Some hosting services, including Alitu.com, the podcasting platform that grew out of The Podcast Host, offer theme-music packs that include intros and outros, plus short clips that reflect the theme and can be used as audio logos.
Of course, if your audio logo is a potentially invasive earworm, there can be risks as well as rewards. Just like their visual counterparts, bad logos are memorable for all the wrong reasons; they are jarring, don’t reflect the brand, and can actually stop listeners from, well, listening.
Even if you avoid creating a noise that annoys, some audio logos are just too much.
“Anything that's not pure content can be considered filler,” says Gray. “The logo is, say, 10 seconds where you're not engaging, entertaining or inspiring the listener. Also, it's possible to play it too often, and create irritation rather than recognition.
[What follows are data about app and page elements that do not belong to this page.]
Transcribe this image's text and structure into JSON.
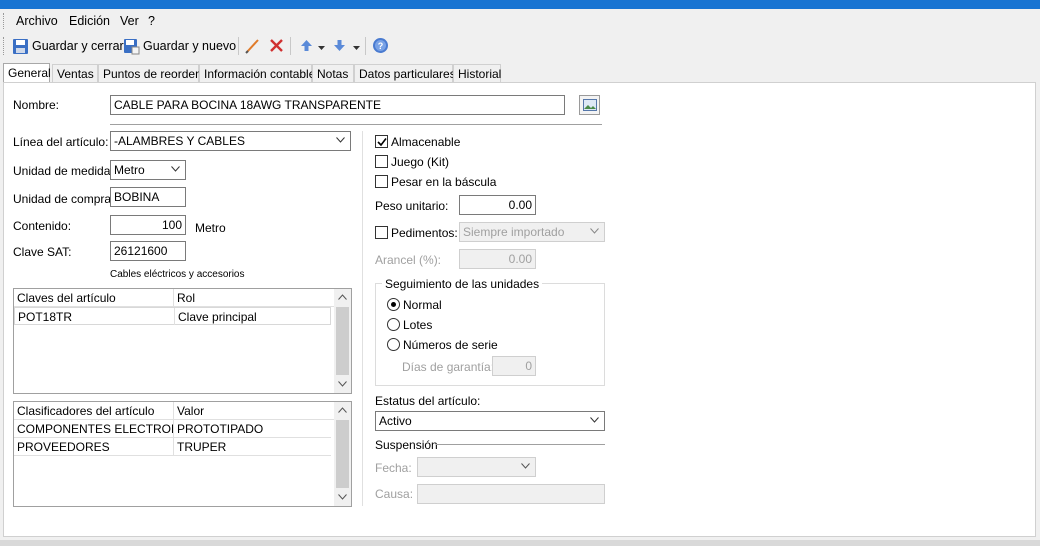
{
  "menu": {
    "archivo": "Archivo",
    "edicion": "Edición",
    "ver": "Ver",
    "help": "?"
  },
  "toolbar": {
    "save_close": "Guardar y cerrar",
    "save_new": "Guardar y nuevo"
  },
  "tabs": [
    "General",
    "Ventas",
    "Puntos de reorden",
    "Información contable",
    "Notas",
    "Datos particulares",
    "Historial"
  ],
  "form": {
    "nombre_label": "Nombre:",
    "nombre_value": "CABLE PARA BOCINA 18AWG TRANSPARENTE",
    "linea_label": "Línea del artículo:",
    "linea_value": "-ALAMBRES Y CABLES",
    "unidad_medida_label": "Unidad de medida:",
    "unidad_medida_value": "Metro",
    "unidad_compra_label": "Unidad de compra:",
    "unidad_compra_value": "BOBINA",
    "contenido_label": "Contenido:",
    "contenido_value": "100",
    "contenido_unit": "Metro",
    "clave_sat_label": "Clave SAT:",
    "clave_sat_value": "26121600",
    "clave_sat_desc": "Cables eléctricos y accesorios"
  },
  "claves_grid": {
    "headers": [
      "Claves del artículo",
      "Rol"
    ],
    "rows": [
      [
        "POT18TR",
        "Clave principal"
      ]
    ]
  },
  "clasif_grid": {
    "headers": [
      "Clasificadores del artículo",
      "Valor"
    ],
    "rows": [
      [
        "COMPONENTES ELECTRONICOS",
        "PROTOTIPADO"
      ],
      [
        "PROVEEDORES",
        "TRUPER"
      ]
    ]
  },
  "right": {
    "almacenable": "Almacenable",
    "almacenable_checked": true,
    "juego": "Juego (Kit)",
    "pesar": "Pesar en la báscula",
    "peso_label": "Peso unitario:",
    "peso_value": "0.00",
    "pedimentos_label": "Pedimentos:",
    "pedimentos_value": "Siempre importado",
    "arancel_label": "Arancel (%):",
    "arancel_value": "0.00",
    "seguimiento_title": "Seguimiento de las unidades",
    "normal": "Normal",
    "lotes": "Lotes",
    "series": "Números de serie",
    "dias_label": "Días de garantía:",
    "dias_value": "0",
    "estatus_label": "Estatus del artículo:",
    "estatus_value": "Activo",
    "suspension_title": "Suspensión",
    "fecha_label": "Fecha:",
    "causa_label": "Causa:"
  }
}
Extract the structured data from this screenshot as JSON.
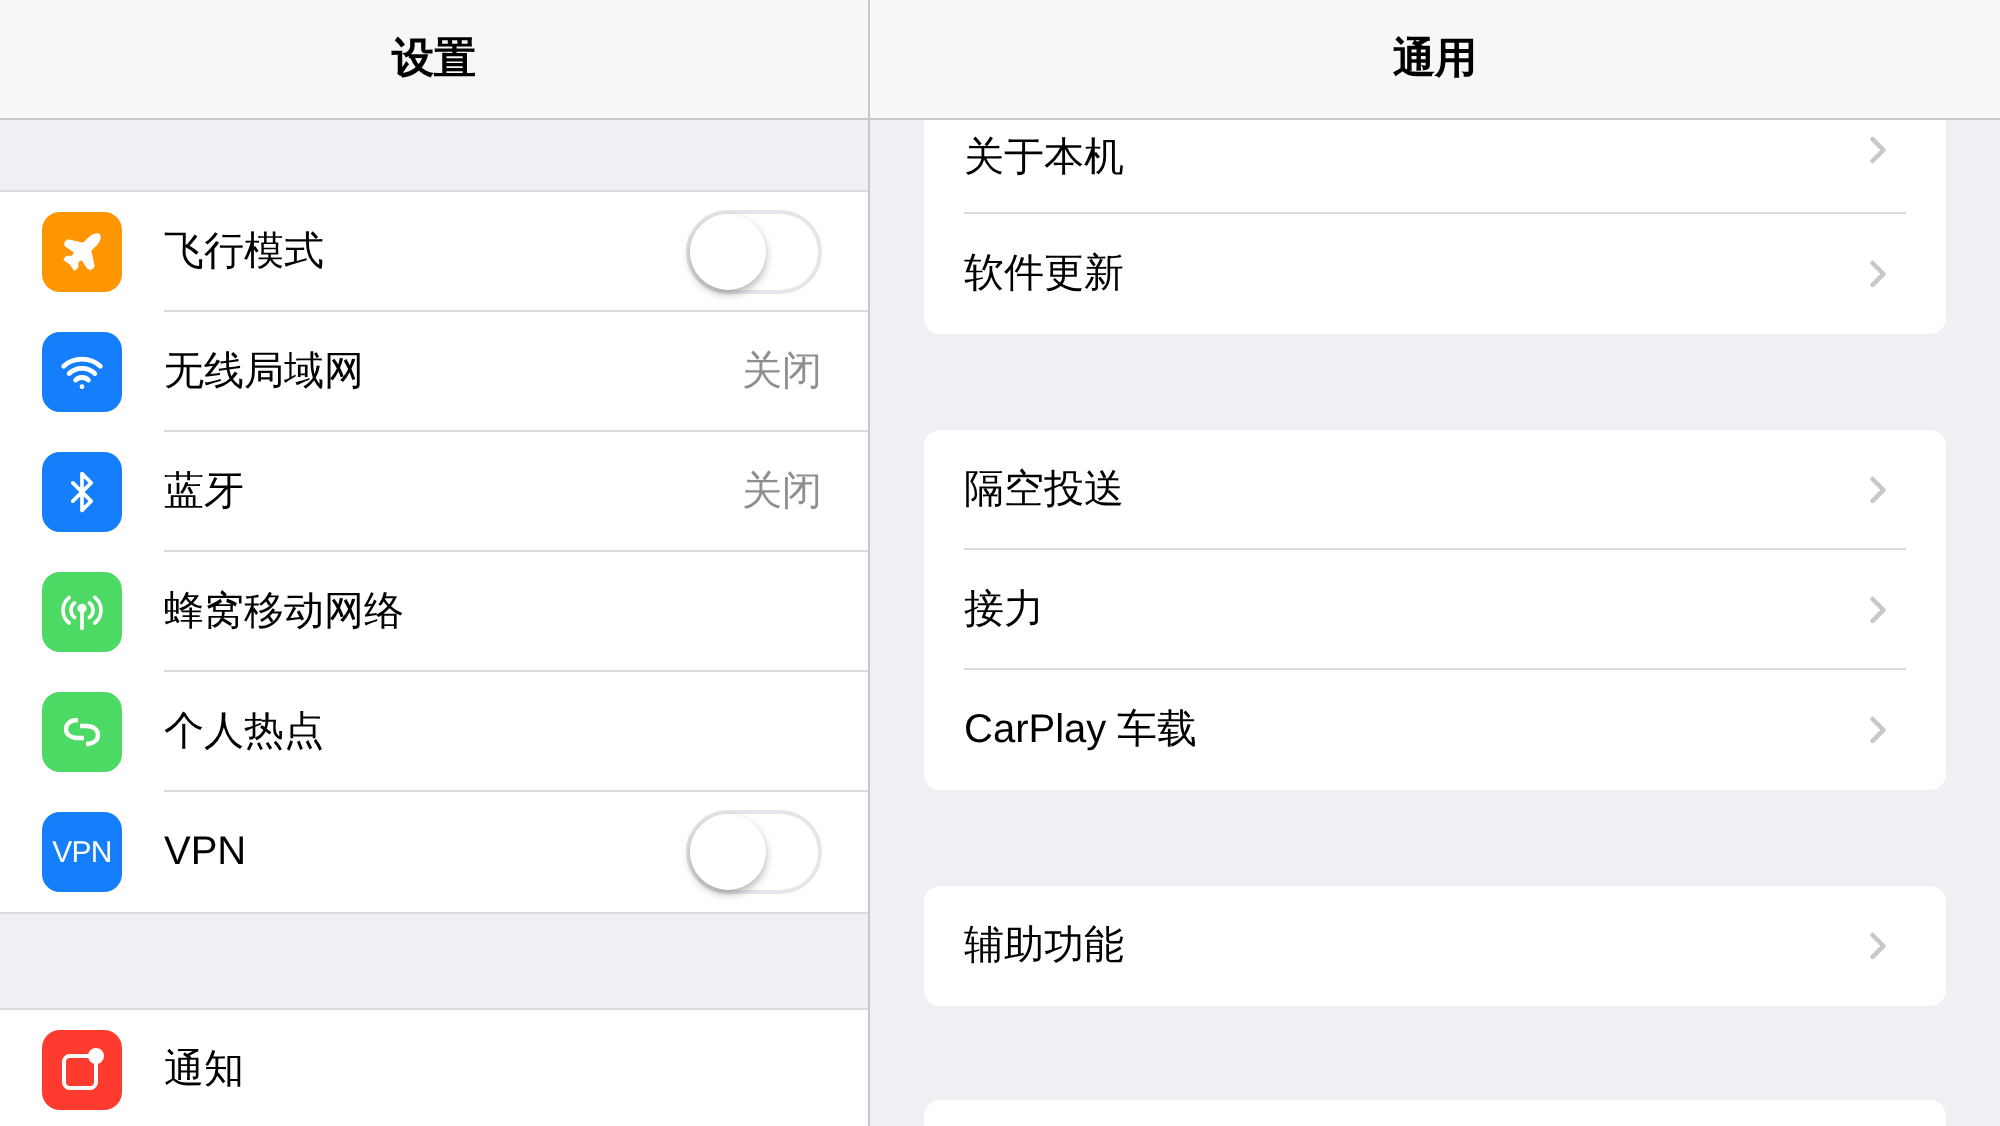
{
  "master": {
    "title": "设置",
    "groups": [
      [
        {
          "label": "飞行模式",
          "kind": "toggle",
          "on": false,
          "color": "#ff9500"
        },
        {
          "label": "无线局域网",
          "kind": "value",
          "value": "关闭",
          "color": "#147efb"
        },
        {
          "label": "蓝牙",
          "kind": "value",
          "value": "关闭",
          "color": "#147efb"
        },
        {
          "label": "蜂窝移动网络",
          "kind": "plain",
          "color": "#4cd964"
        },
        {
          "label": "个人热点",
          "kind": "plain",
          "color": "#4cd964"
        },
        {
          "label": "VPN",
          "kind": "toggle",
          "on": false,
          "color": "#147efb",
          "badge": "VPN"
        }
      ],
      [
        {
          "label": "通知",
          "kind": "plain",
          "color": "#ff3b30"
        }
      ]
    ]
  },
  "detail": {
    "title": "通用",
    "groups": [
      [
        "关于本机",
        "软件更新"
      ],
      [
        "隔空投送",
        "接力",
        "CarPlay 车载"
      ],
      [
        "辅助功能"
      ]
    ]
  }
}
If you keep it short, and not too frequent, I think it avoids those downsides pretty effectively.”
No podcast logos?
In the world of podcasting, Colin struggles to think of anyone who does audio logos really well.
“If I'm honest, there aren't a lot that stand out in my memory. It's a really underused tactic and none of the shows I've been a fan of over the years have really used it memorably. I think the closest I've come is the sound design on the original Gimlet podcast: Startup.”
He recalls how the show made use of a set of very simple background tunes which recurred throughout the first series. “They became very memorable and a big part of the show. Not quite an audio logo, but effective audio branding.”
For MacPherson, the audio logos, sonic brands and general soundscapes produced by the team at RadioLab stand out. “The way they frame their stories and capture emotions with the music and sound effects that they use is honestly out of this world, and for me they're a huge influence as to how I score Reby's episodes.”
In the broader sonic branding sphere, and testifying to the enduring influence of audio logos, both Gray and MacPherson both bring up old-school audio logos; the lo-fi Apple Mac chime for the former, and the slightly discordant and suspenseful THX build for the latter.
Among their current favourites, both picked out the Netflix audio logo as a personal favourite, thanks to its simple, distinctive and evocative nature. “Every time I hear it, I settle in ready for a good watch,” says Gray.